She said it was that experience that changed her direction, and soon after her return accepted a teaching position with the Toronto Board of Education, where she would spend the final 30 odd years of her career teaching immigrant children recently arrived.
Aunt Helen never married, which was very unusual for the time, instead, she dedicated her life to teaching. In her words, it was fulfilling work, as she saw in their eyes an eagerness for learning in those children of immigrants that Ontario children generally lacked. She spoke of their manners, their energy and drive, their laughter, and their desire to learn and take advantage of all that their new country offered.
Many of her students kept in touch over the years, and her home was filled with treasures she had kept from that time. For instance, an embroidery piece one student had made for her always held a place of prominence.
Over the years The Normal School has always had an educational occupant. In 1958 when the teacher’s college up at the University of Western Ontario was built it continued on as a junior high. Later it was The London Board of Education, then eventually the Catholic board, and so forth, until it had stood empty for some time and finally a new occupant was found, and it became a branch of the YMCA, now with a pre-school daycare housed on the lower floors, whose wee voices can be heard in the warmer months drifting through the village, a very appropriate thing, and I imagine the spirit of those who once graced those halls look down with approval on all the iconic building and its grounds has become.
I touch the future… I teach.

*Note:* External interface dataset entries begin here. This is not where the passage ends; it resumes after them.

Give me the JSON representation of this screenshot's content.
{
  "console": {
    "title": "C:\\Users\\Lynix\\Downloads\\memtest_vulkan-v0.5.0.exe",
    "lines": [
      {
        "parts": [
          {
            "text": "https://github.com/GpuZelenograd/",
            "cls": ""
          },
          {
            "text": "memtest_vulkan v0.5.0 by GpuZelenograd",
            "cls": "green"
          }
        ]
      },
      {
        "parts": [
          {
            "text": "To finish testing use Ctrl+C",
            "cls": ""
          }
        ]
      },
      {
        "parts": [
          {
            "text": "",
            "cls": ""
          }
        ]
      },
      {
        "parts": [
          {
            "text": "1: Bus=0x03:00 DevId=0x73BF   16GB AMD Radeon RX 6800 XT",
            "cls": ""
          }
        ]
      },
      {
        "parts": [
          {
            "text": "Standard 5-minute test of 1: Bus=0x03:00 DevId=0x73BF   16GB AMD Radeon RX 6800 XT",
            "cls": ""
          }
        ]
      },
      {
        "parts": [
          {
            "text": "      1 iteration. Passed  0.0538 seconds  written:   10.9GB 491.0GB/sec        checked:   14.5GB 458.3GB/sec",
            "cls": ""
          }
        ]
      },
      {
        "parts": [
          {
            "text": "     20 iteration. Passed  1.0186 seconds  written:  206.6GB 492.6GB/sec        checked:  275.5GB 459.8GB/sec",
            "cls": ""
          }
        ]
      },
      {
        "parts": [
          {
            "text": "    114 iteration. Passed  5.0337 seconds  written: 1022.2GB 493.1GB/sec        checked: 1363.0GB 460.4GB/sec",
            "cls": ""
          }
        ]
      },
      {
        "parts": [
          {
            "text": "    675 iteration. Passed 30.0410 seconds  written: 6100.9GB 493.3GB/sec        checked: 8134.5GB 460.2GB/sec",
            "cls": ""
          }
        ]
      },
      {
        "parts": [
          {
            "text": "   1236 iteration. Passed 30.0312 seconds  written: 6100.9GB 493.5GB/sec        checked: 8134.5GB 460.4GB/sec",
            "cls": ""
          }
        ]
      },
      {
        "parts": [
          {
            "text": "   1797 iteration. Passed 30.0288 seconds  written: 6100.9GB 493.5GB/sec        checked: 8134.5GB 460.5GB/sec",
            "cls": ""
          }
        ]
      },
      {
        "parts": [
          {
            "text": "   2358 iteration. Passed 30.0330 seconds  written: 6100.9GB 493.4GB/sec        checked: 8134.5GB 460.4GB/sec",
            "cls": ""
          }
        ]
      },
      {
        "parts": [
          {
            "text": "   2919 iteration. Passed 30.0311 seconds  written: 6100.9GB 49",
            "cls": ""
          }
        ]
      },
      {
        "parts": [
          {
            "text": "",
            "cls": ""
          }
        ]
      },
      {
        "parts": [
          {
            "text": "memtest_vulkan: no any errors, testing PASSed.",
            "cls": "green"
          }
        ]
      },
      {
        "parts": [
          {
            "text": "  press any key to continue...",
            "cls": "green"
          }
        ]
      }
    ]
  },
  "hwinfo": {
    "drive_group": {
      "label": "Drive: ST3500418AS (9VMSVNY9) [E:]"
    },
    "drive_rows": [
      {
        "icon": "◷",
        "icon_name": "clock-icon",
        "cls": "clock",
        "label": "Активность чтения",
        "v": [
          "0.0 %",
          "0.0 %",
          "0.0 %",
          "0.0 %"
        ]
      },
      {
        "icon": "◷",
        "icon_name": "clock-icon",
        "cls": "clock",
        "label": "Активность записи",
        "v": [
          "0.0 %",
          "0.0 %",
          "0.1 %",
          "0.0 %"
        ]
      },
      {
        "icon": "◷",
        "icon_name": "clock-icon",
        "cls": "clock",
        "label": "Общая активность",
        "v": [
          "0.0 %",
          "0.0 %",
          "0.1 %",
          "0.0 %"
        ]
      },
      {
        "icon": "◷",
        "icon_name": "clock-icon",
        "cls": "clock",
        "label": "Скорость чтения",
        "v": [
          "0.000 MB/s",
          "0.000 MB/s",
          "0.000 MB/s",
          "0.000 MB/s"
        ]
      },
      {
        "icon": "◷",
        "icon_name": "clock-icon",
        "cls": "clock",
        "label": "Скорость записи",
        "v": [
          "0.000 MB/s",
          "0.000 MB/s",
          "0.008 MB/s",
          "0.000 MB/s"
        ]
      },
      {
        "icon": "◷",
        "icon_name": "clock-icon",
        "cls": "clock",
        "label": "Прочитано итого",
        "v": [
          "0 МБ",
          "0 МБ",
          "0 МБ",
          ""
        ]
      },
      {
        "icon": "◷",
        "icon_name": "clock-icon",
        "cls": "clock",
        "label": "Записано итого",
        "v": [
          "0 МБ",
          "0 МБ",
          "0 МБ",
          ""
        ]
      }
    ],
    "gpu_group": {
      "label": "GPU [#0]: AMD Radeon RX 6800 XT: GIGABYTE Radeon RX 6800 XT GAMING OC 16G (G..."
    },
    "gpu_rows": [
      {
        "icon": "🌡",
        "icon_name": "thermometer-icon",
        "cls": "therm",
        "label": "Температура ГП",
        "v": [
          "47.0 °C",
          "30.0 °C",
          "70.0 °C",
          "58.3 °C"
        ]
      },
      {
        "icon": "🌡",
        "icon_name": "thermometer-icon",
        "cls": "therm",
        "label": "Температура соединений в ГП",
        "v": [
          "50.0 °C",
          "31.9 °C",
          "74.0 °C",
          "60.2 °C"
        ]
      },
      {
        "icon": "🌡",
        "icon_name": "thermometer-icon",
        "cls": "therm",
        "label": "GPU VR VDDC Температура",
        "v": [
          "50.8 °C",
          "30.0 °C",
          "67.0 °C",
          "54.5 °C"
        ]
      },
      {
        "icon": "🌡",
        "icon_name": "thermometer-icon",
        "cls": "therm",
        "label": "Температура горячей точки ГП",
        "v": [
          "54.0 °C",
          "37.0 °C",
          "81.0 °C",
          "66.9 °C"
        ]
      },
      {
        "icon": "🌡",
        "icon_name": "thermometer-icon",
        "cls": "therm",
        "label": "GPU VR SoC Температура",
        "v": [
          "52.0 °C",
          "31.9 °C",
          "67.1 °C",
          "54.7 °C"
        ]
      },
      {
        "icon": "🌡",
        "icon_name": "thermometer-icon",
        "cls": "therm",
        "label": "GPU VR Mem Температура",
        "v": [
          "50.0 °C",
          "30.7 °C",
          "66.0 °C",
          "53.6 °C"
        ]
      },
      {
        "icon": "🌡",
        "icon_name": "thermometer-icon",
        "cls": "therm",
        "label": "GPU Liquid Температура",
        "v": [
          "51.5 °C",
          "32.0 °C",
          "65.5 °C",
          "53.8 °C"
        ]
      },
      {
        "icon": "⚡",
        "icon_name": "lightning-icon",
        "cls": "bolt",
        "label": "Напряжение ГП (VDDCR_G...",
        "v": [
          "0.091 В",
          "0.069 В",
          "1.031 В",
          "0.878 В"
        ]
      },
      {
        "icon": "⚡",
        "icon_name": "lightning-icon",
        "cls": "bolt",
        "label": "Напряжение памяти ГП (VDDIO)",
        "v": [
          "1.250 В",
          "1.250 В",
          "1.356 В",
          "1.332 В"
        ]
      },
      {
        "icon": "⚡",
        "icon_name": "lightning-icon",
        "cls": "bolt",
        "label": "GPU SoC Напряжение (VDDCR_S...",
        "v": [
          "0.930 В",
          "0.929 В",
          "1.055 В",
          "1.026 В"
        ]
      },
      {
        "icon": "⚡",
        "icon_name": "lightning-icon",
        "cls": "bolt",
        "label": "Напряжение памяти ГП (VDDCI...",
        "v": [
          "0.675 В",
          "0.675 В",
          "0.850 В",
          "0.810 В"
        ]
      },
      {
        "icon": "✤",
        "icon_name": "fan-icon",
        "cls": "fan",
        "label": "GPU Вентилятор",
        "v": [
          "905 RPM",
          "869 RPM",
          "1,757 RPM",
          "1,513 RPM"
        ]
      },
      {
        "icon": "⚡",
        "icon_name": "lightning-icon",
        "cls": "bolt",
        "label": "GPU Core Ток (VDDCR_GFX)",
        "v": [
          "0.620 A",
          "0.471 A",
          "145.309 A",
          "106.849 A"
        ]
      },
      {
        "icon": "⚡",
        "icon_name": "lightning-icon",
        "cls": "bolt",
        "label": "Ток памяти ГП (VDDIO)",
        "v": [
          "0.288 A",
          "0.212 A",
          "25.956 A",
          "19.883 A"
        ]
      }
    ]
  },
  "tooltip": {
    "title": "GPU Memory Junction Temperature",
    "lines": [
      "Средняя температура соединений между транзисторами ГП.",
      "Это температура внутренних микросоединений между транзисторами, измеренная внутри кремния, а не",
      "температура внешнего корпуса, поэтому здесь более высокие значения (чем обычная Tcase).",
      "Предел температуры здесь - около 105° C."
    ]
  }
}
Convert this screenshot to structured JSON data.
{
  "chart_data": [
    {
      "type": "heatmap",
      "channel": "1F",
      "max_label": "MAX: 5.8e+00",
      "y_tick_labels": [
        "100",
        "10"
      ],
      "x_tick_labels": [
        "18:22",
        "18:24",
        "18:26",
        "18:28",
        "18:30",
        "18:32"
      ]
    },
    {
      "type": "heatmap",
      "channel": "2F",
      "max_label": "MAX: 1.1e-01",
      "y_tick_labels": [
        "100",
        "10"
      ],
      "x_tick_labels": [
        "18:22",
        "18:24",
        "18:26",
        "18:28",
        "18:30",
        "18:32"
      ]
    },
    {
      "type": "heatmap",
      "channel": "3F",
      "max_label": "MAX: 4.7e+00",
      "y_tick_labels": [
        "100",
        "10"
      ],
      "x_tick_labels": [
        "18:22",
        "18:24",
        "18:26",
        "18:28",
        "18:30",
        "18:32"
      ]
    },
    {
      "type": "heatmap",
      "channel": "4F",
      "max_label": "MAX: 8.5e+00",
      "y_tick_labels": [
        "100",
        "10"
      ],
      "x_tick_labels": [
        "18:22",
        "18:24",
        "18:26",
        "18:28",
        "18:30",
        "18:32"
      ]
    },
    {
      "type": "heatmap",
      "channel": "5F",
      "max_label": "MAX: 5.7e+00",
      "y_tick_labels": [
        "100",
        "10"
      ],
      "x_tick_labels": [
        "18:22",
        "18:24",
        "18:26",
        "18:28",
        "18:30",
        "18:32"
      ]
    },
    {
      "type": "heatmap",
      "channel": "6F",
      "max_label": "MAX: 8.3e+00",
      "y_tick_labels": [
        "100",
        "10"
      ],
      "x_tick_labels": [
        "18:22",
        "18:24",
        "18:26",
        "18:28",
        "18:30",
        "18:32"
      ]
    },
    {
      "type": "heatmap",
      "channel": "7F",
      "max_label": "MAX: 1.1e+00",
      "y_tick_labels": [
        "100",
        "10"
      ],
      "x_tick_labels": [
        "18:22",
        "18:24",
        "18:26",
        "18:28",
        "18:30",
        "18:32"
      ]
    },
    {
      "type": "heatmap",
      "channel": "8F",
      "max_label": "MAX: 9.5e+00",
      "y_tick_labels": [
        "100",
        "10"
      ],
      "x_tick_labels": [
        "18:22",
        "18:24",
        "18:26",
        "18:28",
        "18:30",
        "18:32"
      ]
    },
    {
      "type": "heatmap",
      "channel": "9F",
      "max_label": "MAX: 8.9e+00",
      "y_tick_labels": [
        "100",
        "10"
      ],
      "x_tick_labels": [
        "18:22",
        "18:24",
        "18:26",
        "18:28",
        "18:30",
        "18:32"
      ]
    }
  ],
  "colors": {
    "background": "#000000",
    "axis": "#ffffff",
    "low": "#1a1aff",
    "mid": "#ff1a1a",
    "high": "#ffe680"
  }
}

Christa McAuliffe (2 September 1948 – 28 January 1986) was an American teacher from Concord, New Hampshire, and was one of the seven crew members killed in the Space Shuttle Challenger disaster.